How to Hire Your First Employee: 5 Mistakes to Avoid
Hiring your first employee is a big step, and poor hiring can cost your business.
Running a small business is as thrilling as it is challenging. You're finally getting really busy, but that means you need some extra help. How do you know whom to bring in? How much will it cost you? What are your responsibilities? How do you go about the whole process?
Here are five mistakes to avoid when considering the exciting challenge of how to hire your first employee.
Not Setting a Hiring Budget
While you may be seeing more success lately, you need to take costs into account when hiring your first employee. And "cost" equals more than just salary, according to Entrepreneur. In addition to salary, don't forget the six payroll taxes you'll have to cover, as well as the cost of any benefits and perks that you offer to employees. These can quickly add up. And make sure to calculate overhead for your employee: office space, supplies, technology, training and anything else that employee may need to do their job.
Not Identifying Your Exact Needs
When hiring your first employee, it's important to identify your need. What, specifically, are you looking for? Take some time to identify the job responsibilities, skills and qualifications you're seeking and write out a job description. This process will help you understand exactly what you're looking for — and what you're not. Having a grasp on your needs will make screening and interviewing that much smoother.
Looking for Applicants, Not Qualified Applicants
It's the "qualified" part that's likely to pose the most difficulty. Your best bet is to post the job opening to a targeted audience. If you're looking for less skilled labor, think more strategically than just a Craigslist ad. See if local universities offer places to post off-campus jobs or ask coffeeshops and other hangout spots if you can post on their listings board. If your job relates to a hobby (such as baking) reach out to local enthusiast clubs and see who's looking to go full time. Having someone on staff with real passion can make a huge difference.

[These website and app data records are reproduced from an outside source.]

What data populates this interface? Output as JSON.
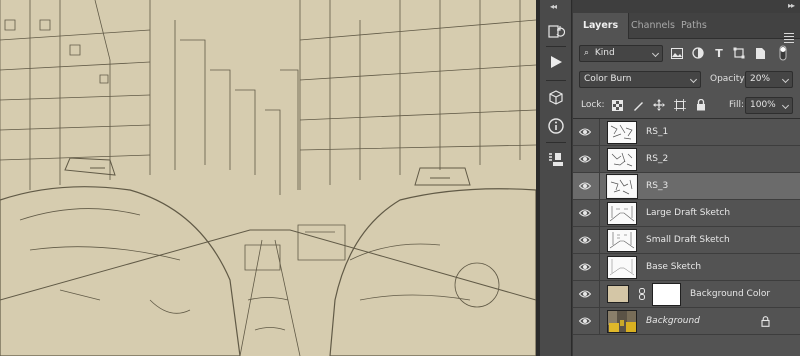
{
  "panel": {
    "tabs": [
      {
        "label": "Layers",
        "active": true
      },
      {
        "label": "Channels",
        "active": false
      },
      {
        "label": "Paths",
        "active": false
      }
    ],
    "filter": {
      "label": "Kind"
    },
    "filter_icons": [
      "image-filter-icon",
      "adjustment-filter-icon",
      "type-filter-icon",
      "shape-filter-icon",
      "smart-object-filter-icon",
      "filter-toggle-icon"
    ],
    "blend_mode": "Color Burn",
    "opacity": {
      "label": "Opacity:",
      "value": "20%"
    },
    "lock": {
      "label": "Lock:",
      "icons": [
        "lock-transparent-pixels-icon",
        "lock-image-pixels-icon",
        "lock-position-icon",
        "lock-artboard-icon",
        "lock-all-icon"
      ]
    },
    "fill": {
      "label": "Fill:",
      "value": "100%"
    }
  },
  "layers": [
    {
      "name": "RS_1",
      "visible": true,
      "selected": false
    },
    {
      "name": "RS_2",
      "visible": true,
      "selected": false
    },
    {
      "name": "RS_3",
      "visible": true,
      "selected": true
    },
    {
      "name": "Large Draft Sketch",
      "visible": true,
      "selected": false
    },
    {
      "name": "Small Draft Sketch",
      "visible": true,
      "selected": false
    },
    {
      "name": "Base Sketch",
      "visible": true,
      "selected": false
    },
    {
      "name": "Background Color",
      "visible": true,
      "selected": false,
      "fill_color": "#d4c6a6",
      "mask_color": "#ffffff"
    },
    {
      "name": "Background",
      "visible": true,
      "selected": false,
      "locked": true
    }
  ],
  "toolstrip": {
    "icons": [
      "history-icon",
      "play-actions-icon",
      "3d-cube-icon",
      "info-icon",
      "clone-source-icon"
    ]
  },
  "colors": {
    "canvas_paper": "#d6ccaf",
    "sketch_ink": "#3a3424",
    "panel_bg": "#535353",
    "selected_row": "#6b6b6b"
  }
}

If you're looking for high-skilled labor, you'll need to find prospects where they are. Job posting opportunities can be found in local or regional trade publications, through national sites like LinkedIn or Monster can work, too. Not all qualified candidates are actively searching for jobs, but they may be interested in pursuing a promising opportunity if you can present them with one.
Knowing what qualifications you desire, develop a screening method to sort through responses. If you require a certain degree or certification, for example, filter out all other applicants. If you value certain technical skills, like working knowledge of specific software, exclude resumes that don't list those skills.
Interviewing can also be difficult. Human resources professional Paul Falcone warns in a Monster article that "more new hires fail due to personality-culture mismatch than technical skills mismatch." So pay attention in conversation with applicants to their styles of communication, the attitudes they express and their interest in your business's mission.
Not Properly Onboarding Your New Employee
Once you hire your employee, the onboarding and training process begins. Here's where you'll get your employee set up in payroll, including setting up withholdings. It's important to get this right because being out of compliance can cost you. Because tax laws can be cumbersome, working with a reliable payroll provider can be crucial, even if you have just one employee.
If you've made sure training is in your hiring budget, don't fall short on putting it into action. While your time is already tight, without proper training at the outset, your new employee could turn out to add to your workload, not reduce it.
Not Understanding Your Compliance Requirements
Finally, know your compliance requirements: what you can and cannot do when you hire. To get a grasp on employment laws, applicable workplace policies, wage and hour requirements and interview do's and don'ts, consider seeking guidance from an employment attorney who can help you walk through the process of how to hire your first employee.
Hiring your first employee is a big step. Poor hiring can cost your business almost a third of your employee's yearly earnings. So prepare yourself to bring on not just any employee, but the right employee.
Ready to become a first-time employer? Check out our Hiring 101 report for what you need to know.
This article provides general information, and should not be construed as specific legal, HR, financial, insurance, tax or accounting advice. As with all matters of a legal or human resources nature, you should consult with your own legal counsel and human resources professionals. ADP shall not be liable for any direct, indirect, special, consequential, incidental, punitive or exemplary damages in connection with the use by you or anyone of the information provided herein.